*Activity:* In the copy, include no images. Reproduce the entries exactly.

# # # # #

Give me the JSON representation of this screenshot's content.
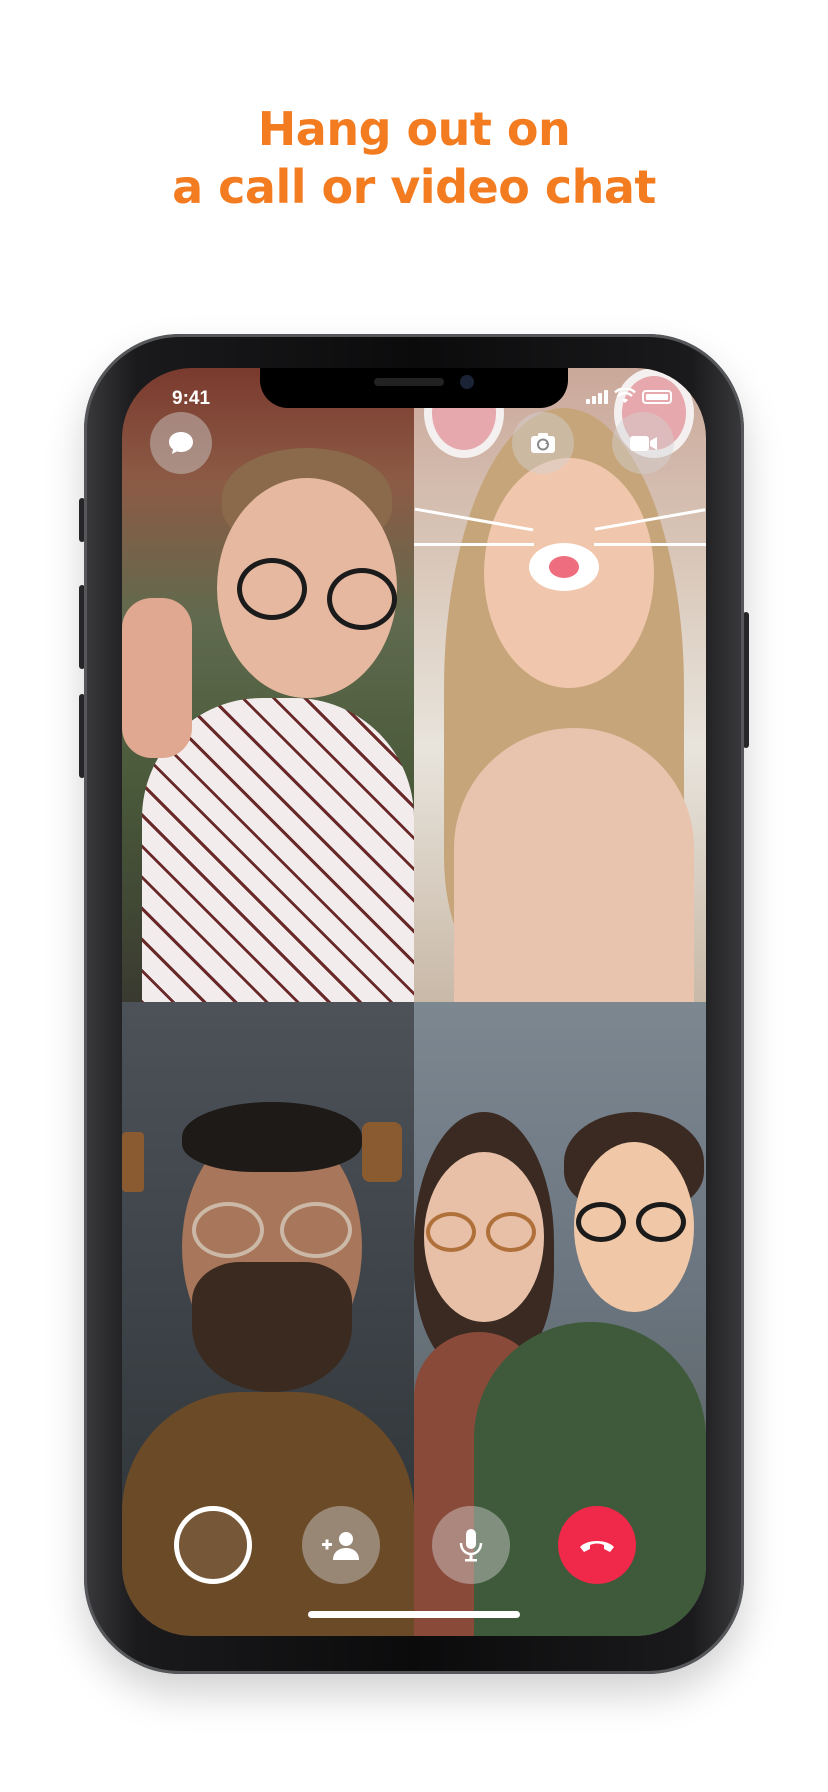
{
  "headline": {
    "line1": "Hang out on",
    "line2": "a call or video chat"
  },
  "status_bar": {
    "time": "9:41",
    "icons": [
      "signal-icon",
      "wifi-icon",
      "battery-icon"
    ]
  },
  "top_controls": {
    "icons": [
      "chat-bubble-icon",
      "flip-camera-icon",
      "video-camera-icon"
    ]
  },
  "bottom_controls": {
    "icons": [
      "capture-icon",
      "add-person-icon",
      "microphone-icon",
      "end-call-icon"
    ]
  },
  "colors": {
    "headline": "#f37b20",
    "end_call": "#f0284a"
  }
}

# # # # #

*Answer box:*
Give me the JSON representation of this screenshot's content.
{
  "headline": {
    "line1": "Hang out on",
    "line2": "a call or video chat"
  },
  "status_bar": {
    "time": "9:41",
    "icons": [
      "signal-icon",
      "wifi-icon",
      "battery-icon"
    ]
  },
  "top_controls": {
    "icons": [
      "chat-bubble-icon",
      "flip-camera-icon",
      "video-camera-icon"
    ]
  },
  "bottom_controls": {
    "icons": [
      "capture-icon",
      "add-person-icon",
      "microphone-icon",
      "end-call-icon"
    ]
  },
  "colors": {
    "headline": "#f37b20",
    "end_call": "#f0284a"
  }
}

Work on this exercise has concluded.